Ali Akbar Khan
Playing the sarod, a plucked 25-string instrument, Ustad Ali Akbar Khan is one of today's most popular and acclaimed artists from the Hindustani (North Indian) classical-music tradition.
Born in 1922 in what is now Bangladesh, he began his musical studies at age three with his father and guru, Ustad Allauddin Khan of the Maihar gharana (musical school or style). His father, whose mastery of dozens of instruments is legendary, started out training him on a variety of instruments, but eventually decreed that Ali Akbar should concentrate on the sarod and on singing. Along with fellow student Ravi Shankar, who had come to Maihar to study with Allauddin Khan, Ali Akbar and his sister Annapurna, who later wed Ravi, studied under the rigorous and ancient outlines of the guru-shishya parampara, or "teacher-student lineage" tradition.

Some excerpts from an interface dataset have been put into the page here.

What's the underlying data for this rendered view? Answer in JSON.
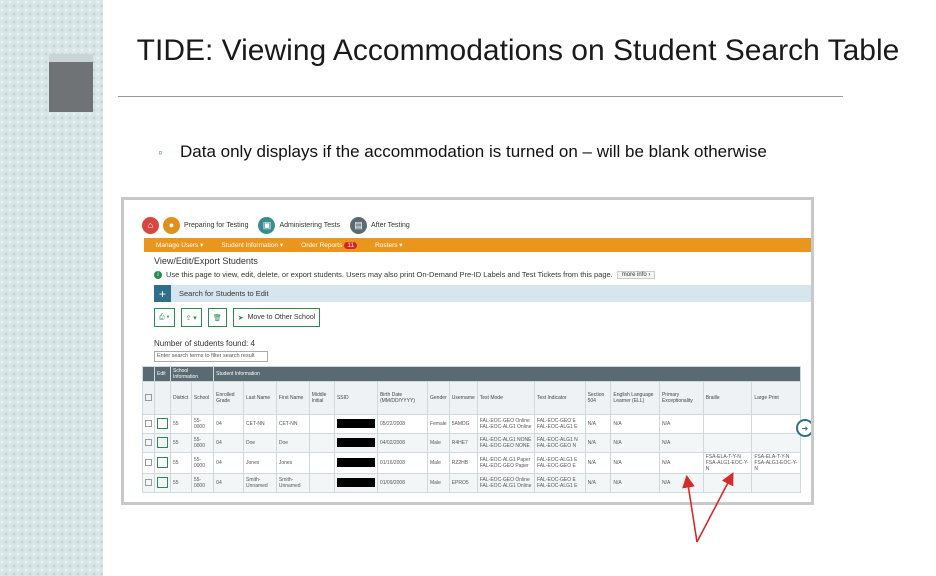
{
  "slide": {
    "title": "TIDE: Viewing Accommodations on Student Search Table",
    "bullet_mark": "◦",
    "bullet": "Data only displays if the accommodation is turned on – will be blank otherwise"
  },
  "app": {
    "nav": [
      {
        "label": "Preparing for Testing",
        "icon": "person-icon",
        "color": "#e0911c"
      },
      {
        "label": "Administering Tests",
        "icon": "monitor-icon",
        "color": "#3a8d8f"
      },
      {
        "label": "After Testing",
        "icon": "report-icon",
        "color": "#5b6b73"
      }
    ],
    "menu": [
      "Manage Users ▾",
      "Student Information ▾",
      "Order Reports",
      "Rosters ▾"
    ],
    "order_reports_badge": "11",
    "page_heading": "View/Edit/Export Students",
    "info_text": "Use this page to view, edit, delete, or export students. Users may also print On-Demand Pre-ID Labels and Test Tickets from this page.",
    "more_info": "more info ›",
    "search_section": "Search for Students to Edit",
    "move_button": "Move to Other School",
    "count_text": "Number of students found: 4",
    "filter_placeholder": "Enter search terms to filter search result",
    "group_headers": [
      "Edit",
      "School Information",
      "Student Information"
    ],
    "columns": [
      "District",
      "School",
      "Enrolled Grade",
      "Last Name",
      "First Name",
      "Middle Initial",
      "SSID",
      "Birth Date (MM/DD/YYYY)",
      "Gender",
      "Username",
      "Test Mode",
      "Test Indicator",
      "Section 504",
      "English Language Learner (ELL)",
      "Primary Exceptionality",
      "Braille",
      "Large Print"
    ],
    "rows": [
      [
        "55",
        "55-0000",
        "04",
        "CET-NN",
        "CET-NN",
        "",
        "",
        "05/22/2008",
        "Female",
        "5AMDG",
        "FAL-EOC-GEO Online FAL-EOC-ALG1 Online",
        "FAL-EOC-GEO E FAL-EOC-ALG1 E",
        "N/A",
        "N/A",
        "N/A",
        "",
        ""
      ],
      [
        "55",
        "55-0000",
        "04",
        "Doe",
        "Doe",
        "",
        "",
        "04/02/2008",
        "Male",
        "R4HE7",
        "FAL-EOC-ALG1 NONE FAL-EOC-GEO NONE",
        "FAL-EOC-ALG1 N FAL-EOC-GEO N",
        "N/A",
        "N/A",
        "N/A",
        "",
        ""
      ],
      [
        "55",
        "55-0000",
        "04",
        "Jones",
        "Jones",
        "",
        "",
        "01/16/2008",
        "Male",
        "RZ2HB",
        "FAL-EOC-ALG1 Paper FAL-EOC-GEO Paper",
        "FAL-EOC-ALG1 E FAL-EOC-GEO E",
        "N/A",
        "N/A",
        "N/A",
        "FSA-ELA-T-Y-N FSA-ALG1-EOC-Y-N",
        "FSA-ELA-T-Y-N FSA-ALG1-EOC-Y-N"
      ],
      [
        "55",
        "55-0000",
        "04",
        "Smith-Unnamed",
        "Smith-Unnamed",
        "",
        "",
        "01/09/2008",
        "Male",
        "EPRO5",
        "FAL-EOC-GEO Online FAL-EOC-ALG1 Online",
        "FAL-EOC-GEO E FAL-EOC-ALG1 E",
        "N/A",
        "N/A",
        "N/A",
        "",
        ""
      ]
    ]
  }
}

Ali Akbar Khan gave his first public performance in the city of Allahabad when he was 13, and began recording for the HMV label in his early 20s. Soon he became court musician to the maharajah of Jodhpur. By 1955, he was touring the U.S. at the request of a friend and colleague, the renowned violinist Yehudi Menuhin, and recording both albums and television broadcasts of Indian classical music that sowed the seeds for the explosion of interest in these art forms in the West in the 1960s; indeed, his recording Music of India: Morning & Evening Ragas (Angel), is believed to be the first LP recording of Indian classical music made for a European or American record company. As a composer, Khan wrote extensively for Indian films during this era as well, including Satyajit Ray's 1960 film Devi. He also appeared at the Newport Jazz Festival in 1966 and at the Monterey Pop Festival in 1971.
Khan has done much to disseminate the traditions of Hindustani classical music to students all over the world. In 1956, Khan founded the Ali Akbar College of Music in Calcutta (now Kolkata). By 1965, he began teaching in the U.S., and in 1967, he established his Ali Akbar College of Music in California; a branch now exists in Switzerland as well. He continues to teach and tour in North America, India and Europe. A recipient of a National Heritage Fellowship from the U.S.'s National Endowment for the Arts, he has also received the prestigious Padma Bhushan Award from the Indian government, and in 1991 was the first Indian musician to win a MacArthur Foundation "genius" grant.
An artist with a beautifully understated and refined touch, Ali Akbar Khan has made a number of remarkable recordings over the years; among the noteworthy releases is his brief duet with Ravi Shankar and tabla virtuoso Allarakha (Zakir Hussein's father) on 1971's live recording Concert for Bangla Desh (Capitol); the Signature Series Vol. 1 release on his own AMMP label of the ragas "Chandranandan," "Gauri Manjari" and "Jogiya Kalengra," accompanied by Mahapurush Misra on tabla; and Passing on the Tradition, with tabla master Swapan Chaudhuri, also on AMMP. Anastasia Tsioulcas